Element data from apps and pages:
= = = = = = =
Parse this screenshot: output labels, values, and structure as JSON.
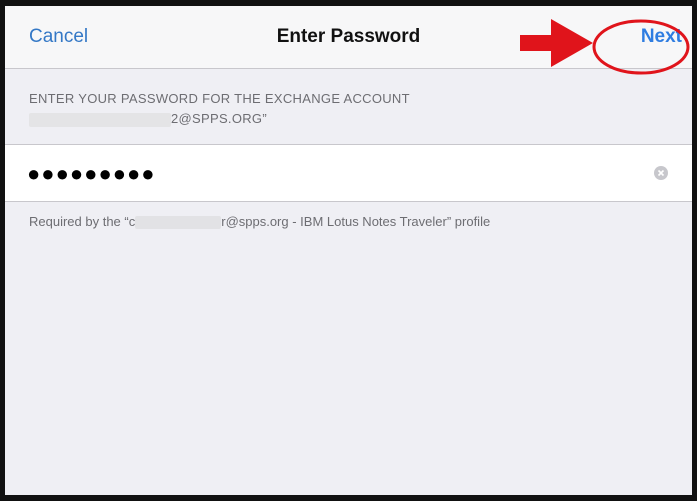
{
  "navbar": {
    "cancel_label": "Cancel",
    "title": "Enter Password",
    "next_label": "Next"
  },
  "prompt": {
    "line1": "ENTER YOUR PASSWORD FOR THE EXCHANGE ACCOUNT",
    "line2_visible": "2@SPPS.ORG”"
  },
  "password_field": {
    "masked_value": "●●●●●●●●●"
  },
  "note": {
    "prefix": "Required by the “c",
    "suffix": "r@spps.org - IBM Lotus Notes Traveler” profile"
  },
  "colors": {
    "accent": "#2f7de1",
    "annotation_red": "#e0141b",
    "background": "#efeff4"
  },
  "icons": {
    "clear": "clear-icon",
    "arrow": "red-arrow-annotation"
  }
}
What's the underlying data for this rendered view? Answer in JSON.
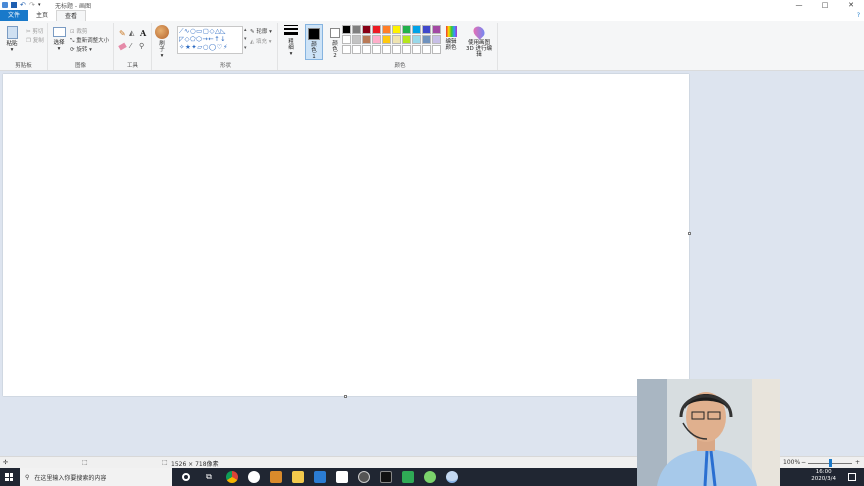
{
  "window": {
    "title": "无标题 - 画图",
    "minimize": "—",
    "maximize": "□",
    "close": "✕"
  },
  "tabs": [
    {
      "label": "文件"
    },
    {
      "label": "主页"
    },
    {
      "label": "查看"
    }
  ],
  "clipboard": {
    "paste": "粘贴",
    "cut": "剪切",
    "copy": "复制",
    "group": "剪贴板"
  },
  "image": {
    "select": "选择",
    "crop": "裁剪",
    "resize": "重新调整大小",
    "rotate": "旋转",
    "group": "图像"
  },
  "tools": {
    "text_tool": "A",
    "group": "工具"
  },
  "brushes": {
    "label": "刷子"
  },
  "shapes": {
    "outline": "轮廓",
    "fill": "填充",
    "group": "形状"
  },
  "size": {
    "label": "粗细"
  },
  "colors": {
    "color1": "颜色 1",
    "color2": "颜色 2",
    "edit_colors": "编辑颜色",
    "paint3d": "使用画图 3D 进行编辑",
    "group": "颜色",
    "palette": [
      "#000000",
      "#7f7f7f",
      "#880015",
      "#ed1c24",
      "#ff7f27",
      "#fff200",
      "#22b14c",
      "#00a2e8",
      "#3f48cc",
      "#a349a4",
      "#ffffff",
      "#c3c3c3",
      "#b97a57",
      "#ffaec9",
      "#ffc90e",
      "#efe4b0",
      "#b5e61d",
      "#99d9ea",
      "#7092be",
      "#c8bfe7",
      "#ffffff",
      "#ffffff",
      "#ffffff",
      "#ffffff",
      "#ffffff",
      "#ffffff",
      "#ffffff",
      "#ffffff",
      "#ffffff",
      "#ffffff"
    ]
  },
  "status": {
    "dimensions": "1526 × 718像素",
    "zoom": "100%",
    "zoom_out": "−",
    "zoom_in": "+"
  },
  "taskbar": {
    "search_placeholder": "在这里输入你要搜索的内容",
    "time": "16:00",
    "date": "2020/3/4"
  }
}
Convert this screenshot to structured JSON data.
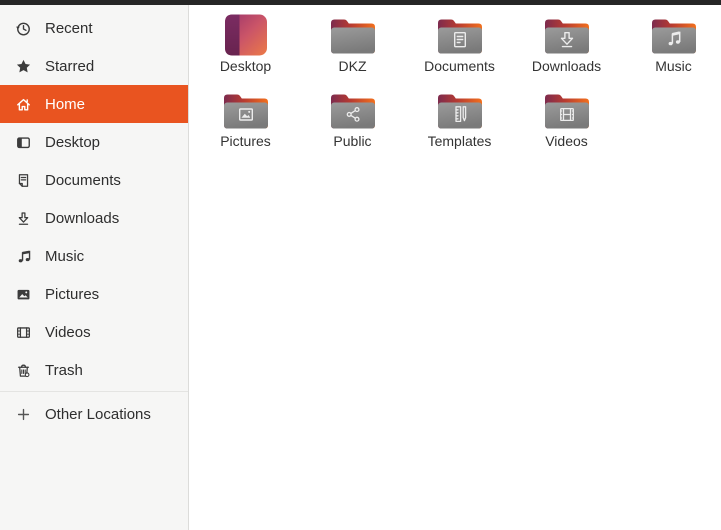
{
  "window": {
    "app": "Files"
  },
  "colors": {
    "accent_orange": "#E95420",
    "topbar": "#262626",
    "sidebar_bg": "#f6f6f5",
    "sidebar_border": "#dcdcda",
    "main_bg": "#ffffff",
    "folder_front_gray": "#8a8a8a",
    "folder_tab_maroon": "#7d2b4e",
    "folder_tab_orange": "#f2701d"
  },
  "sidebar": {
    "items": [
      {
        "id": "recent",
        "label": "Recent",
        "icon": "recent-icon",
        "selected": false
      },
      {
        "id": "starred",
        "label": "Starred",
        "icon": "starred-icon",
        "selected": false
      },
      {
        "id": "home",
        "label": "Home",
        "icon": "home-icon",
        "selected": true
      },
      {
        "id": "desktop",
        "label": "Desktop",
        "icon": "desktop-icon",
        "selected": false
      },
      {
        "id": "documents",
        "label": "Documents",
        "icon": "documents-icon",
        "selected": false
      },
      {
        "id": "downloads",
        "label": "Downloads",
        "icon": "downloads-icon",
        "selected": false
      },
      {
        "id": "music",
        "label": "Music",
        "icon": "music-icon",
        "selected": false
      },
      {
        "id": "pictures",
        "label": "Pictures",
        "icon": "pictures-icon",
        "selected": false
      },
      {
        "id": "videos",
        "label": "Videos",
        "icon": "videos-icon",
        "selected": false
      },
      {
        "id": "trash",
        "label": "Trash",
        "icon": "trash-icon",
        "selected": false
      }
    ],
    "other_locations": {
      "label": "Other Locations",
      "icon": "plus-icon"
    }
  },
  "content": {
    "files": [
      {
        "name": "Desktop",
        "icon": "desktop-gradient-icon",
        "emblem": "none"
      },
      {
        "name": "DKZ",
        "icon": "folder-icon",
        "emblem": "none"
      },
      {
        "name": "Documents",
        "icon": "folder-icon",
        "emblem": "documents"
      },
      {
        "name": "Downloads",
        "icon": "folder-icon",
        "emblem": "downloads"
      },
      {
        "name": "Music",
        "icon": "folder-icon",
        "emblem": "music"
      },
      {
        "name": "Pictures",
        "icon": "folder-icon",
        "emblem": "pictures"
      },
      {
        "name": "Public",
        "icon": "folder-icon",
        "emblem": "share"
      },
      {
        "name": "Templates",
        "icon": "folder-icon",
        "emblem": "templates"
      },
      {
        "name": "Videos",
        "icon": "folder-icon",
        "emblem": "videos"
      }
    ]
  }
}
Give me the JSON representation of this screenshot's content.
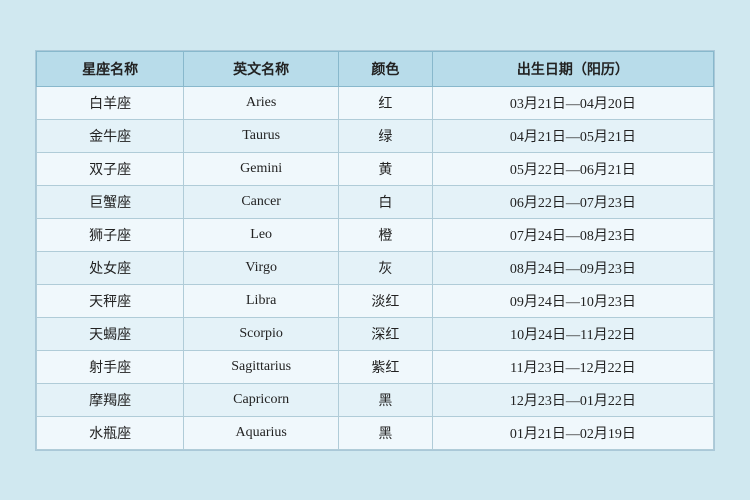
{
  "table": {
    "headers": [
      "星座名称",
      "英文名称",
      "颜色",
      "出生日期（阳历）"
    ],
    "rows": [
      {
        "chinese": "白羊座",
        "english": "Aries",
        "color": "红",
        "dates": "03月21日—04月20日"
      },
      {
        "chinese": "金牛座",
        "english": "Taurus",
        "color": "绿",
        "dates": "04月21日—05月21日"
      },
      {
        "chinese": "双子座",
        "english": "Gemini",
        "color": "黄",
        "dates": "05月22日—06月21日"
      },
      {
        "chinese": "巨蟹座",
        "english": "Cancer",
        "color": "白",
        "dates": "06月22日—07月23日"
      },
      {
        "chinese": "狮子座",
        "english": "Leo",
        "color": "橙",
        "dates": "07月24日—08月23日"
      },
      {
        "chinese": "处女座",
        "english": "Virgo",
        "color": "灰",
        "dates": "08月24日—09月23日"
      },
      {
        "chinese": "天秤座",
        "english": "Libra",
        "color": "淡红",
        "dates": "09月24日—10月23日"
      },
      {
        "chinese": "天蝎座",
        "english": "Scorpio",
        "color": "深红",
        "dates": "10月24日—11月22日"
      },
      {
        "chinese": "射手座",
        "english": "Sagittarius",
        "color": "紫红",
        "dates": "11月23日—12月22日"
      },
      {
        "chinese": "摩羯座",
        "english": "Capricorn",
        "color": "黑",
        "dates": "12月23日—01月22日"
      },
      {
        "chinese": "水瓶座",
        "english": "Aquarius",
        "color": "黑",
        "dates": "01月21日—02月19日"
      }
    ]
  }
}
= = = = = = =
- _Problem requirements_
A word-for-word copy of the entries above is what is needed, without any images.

- _Written answer_
Parse this screenshot: output labels, values, and structure as JSON.
{
  "navbar": {
    "cancel_label": "Cancel",
    "title": "Enter Password",
    "next_label": "Next"
  },
  "prompt": {
    "line1": "ENTER YOUR PASSWORD FOR THE EXCHANGE ACCOUNT",
    "line2_visible": "2@SPPS.ORG”"
  },
  "password_field": {
    "masked_value": "●●●●●●●●●"
  },
  "note": {
    "prefix": "Required by the “c",
    "suffix": "r@spps.org - IBM Lotus Notes Traveler” profile"
  },
  "colors": {
    "accent": "#2f7de1",
    "annotation_red": "#e0141b",
    "background": "#efeff4"
  },
  "icons": {
    "clear": "clear-icon",
    "arrow": "red-arrow-annotation"
  }
}
What's the underlying data for this rendered view? Answer in JSON.
{
  "window": {
    "title": "无标题 - 画图",
    "minimize": "—",
    "maximize": "□",
    "close": "✕"
  },
  "tabs": [
    {
      "label": "文件"
    },
    {
      "label": "主页"
    },
    {
      "label": "查看"
    }
  ],
  "clipboard": {
    "paste": "粘贴",
    "cut": "剪切",
    "copy": "复制",
    "group": "剪贴板"
  },
  "image": {
    "select": "选择",
    "crop": "裁剪",
    "resize": "重新调整大小",
    "rotate": "旋转",
    "group": "图像"
  },
  "tools": {
    "text_tool": "A",
    "group": "工具"
  },
  "brushes": {
    "label": "刷子"
  },
  "shapes": {
    "outline": "轮廓",
    "fill": "填充",
    "group": "形状"
  },
  "size": {
    "label": "粗细"
  },
  "colors": {
    "color1": "颜色 1",
    "color2": "颜色 2",
    "edit_colors": "编辑颜色",
    "paint3d": "使用画图 3D 进行编辑",
    "group": "颜色",
    "palette": [
      "#000000",
      "#7f7f7f",
      "#880015",
      "#ed1c24",
      "#ff7f27",
      "#fff200",
      "#22b14c",
      "#00a2e8",
      "#3f48cc",
      "#a349a4",
      "#ffffff",
      "#c3c3c3",
      "#b97a57",
      "#ffaec9",
      "#ffc90e",
      "#efe4b0",
      "#b5e61d",
      "#99d9ea",
      "#7092be",
      "#c8bfe7",
      "#ffffff",
      "#ffffff",
      "#ffffff",
      "#ffffff",
      "#ffffff",
      "#ffffff",
      "#ffffff",
      "#ffffff",
      "#ffffff",
      "#ffffff"
    ]
  },
  "status": {
    "dimensions": "1526 × 718像素",
    "zoom": "100%",
    "zoom_out": "−",
    "zoom_in": "+"
  },
  "taskbar": {
    "search_placeholder": "在这里输入你要搜索的内容",
    "time": "16:00",
    "date": "2020/3/4"
  }
}
Convert this screenshot to structured JSON data.
{
  "window": {
    "app": "Files"
  },
  "colors": {
    "accent_orange": "#E95420",
    "topbar": "#262626",
    "sidebar_bg": "#f6f6f5",
    "sidebar_border": "#dcdcda",
    "main_bg": "#ffffff",
    "folder_front_gray": "#8a8a8a",
    "folder_tab_maroon": "#7d2b4e",
    "folder_tab_orange": "#f2701d"
  },
  "sidebar": {
    "items": [
      {
        "id": "recent",
        "label": "Recent",
        "icon": "recent-icon",
        "selected": false
      },
      {
        "id": "starred",
        "label": "Starred",
        "icon": "starred-icon",
        "selected": false
      },
      {
        "id": "home",
        "label": "Home",
        "icon": "home-icon",
        "selected": true
      },
      {
        "id": "desktop",
        "label": "Desktop",
        "icon": "desktop-icon",
        "selected": false
      },
      {
        "id": "documents",
        "label": "Documents",
        "icon": "documents-icon",
        "selected": false
      },
      {
        "id": "downloads",
        "label": "Downloads",
        "icon": "downloads-icon",
        "selected": false
      },
      {
        "id": "music",
        "label": "Music",
        "icon": "music-icon",
        "selected": false
      },
      {
        "id": "pictures",
        "label": "Pictures",
        "icon": "pictures-icon",
        "selected": false
      },
      {
        "id": "videos",
        "label": "Videos",
        "icon": "videos-icon",
        "selected": false
      },
      {
        "id": "trash",
        "label": "Trash",
        "icon": "trash-icon",
        "selected": false
      }
    ],
    "other_locations": {
      "label": "Other Locations",
      "icon": "plus-icon"
    }
  },
  "content": {
    "files": [
      {
        "name": "Desktop",
        "icon": "desktop-gradient-icon",
        "emblem": "none"
      },
      {
        "name": "DKZ",
        "icon": "folder-icon",
        "emblem": "none"
      },
      {
        "name": "Documents",
        "icon": "folder-icon",
        "emblem": "documents"
      },
      {
        "name": "Downloads",
        "icon": "folder-icon",
        "emblem": "downloads"
      },
      {
        "name": "Music",
        "icon": "folder-icon",
        "emblem": "music"
      },
      {
        "name": "Pictures",
        "icon": "folder-icon",
        "emblem": "pictures"
      },
      {
        "name": "Public",
        "icon": "folder-icon",
        "emblem": "share"
      },
      {
        "name": "Templates",
        "icon": "folder-icon",
        "emblem": "templates"
      },
      {
        "name": "Videos",
        "icon": "folder-icon",
        "emblem": "videos"
      }
    ]
  }
}
Give me the JSON representation of this screenshot's content.
{
  "table": {
    "headers": [
      "星座名称",
      "英文名称",
      "颜色",
      "出生日期（阳历）"
    ],
    "rows": [
      {
        "chinese": "白羊座",
        "english": "Aries",
        "color": "红",
        "dates": "03月21日—04月20日"
      },
      {
        "chinese": "金牛座",
        "english": "Taurus",
        "color": "绿",
        "dates": "04月21日—05月21日"
      },
      {
        "chinese": "双子座",
        "english": "Gemini",
        "color": "黄",
        "dates": "05月22日—06月21日"
      },
      {
        "chinese": "巨蟹座",
        "english": "Cancer",
        "color": "白",
        "dates": "06月22日—07月23日"
      },
      {
        "chinese": "狮子座",
        "english": "Leo",
        "color": "橙",
        "dates": "07月24日—08月23日"
      },
      {
        "chinese": "处女座",
        "english": "Virgo",
        "color": "灰",
        "dates": "08月24日—09月23日"
      },
      {
        "chinese": "天秤座",
        "english": "Libra",
        "color": "淡红",
        "dates": "09月24日—10月23日"
      },
      {
        "chinese": "天蝎座",
        "english": "Scorpio",
        "color": "深红",
        "dates": "10月24日—11月22日"
      },
      {
        "chinese": "射手座",
        "english": "Sagittarius",
        "color": "紫红",
        "dates": "11月23日—12月22日"
      },
      {
        "chinese": "摩羯座",
        "english": "Capricorn",
        "color": "黑",
        "dates": "12月23日—01月22日"
      },
      {
        "chinese": "水瓶座",
        "english": "Aquarius",
        "color": "黑",
        "dates": "01月21日—02月19日"
      }
    ]
  }
}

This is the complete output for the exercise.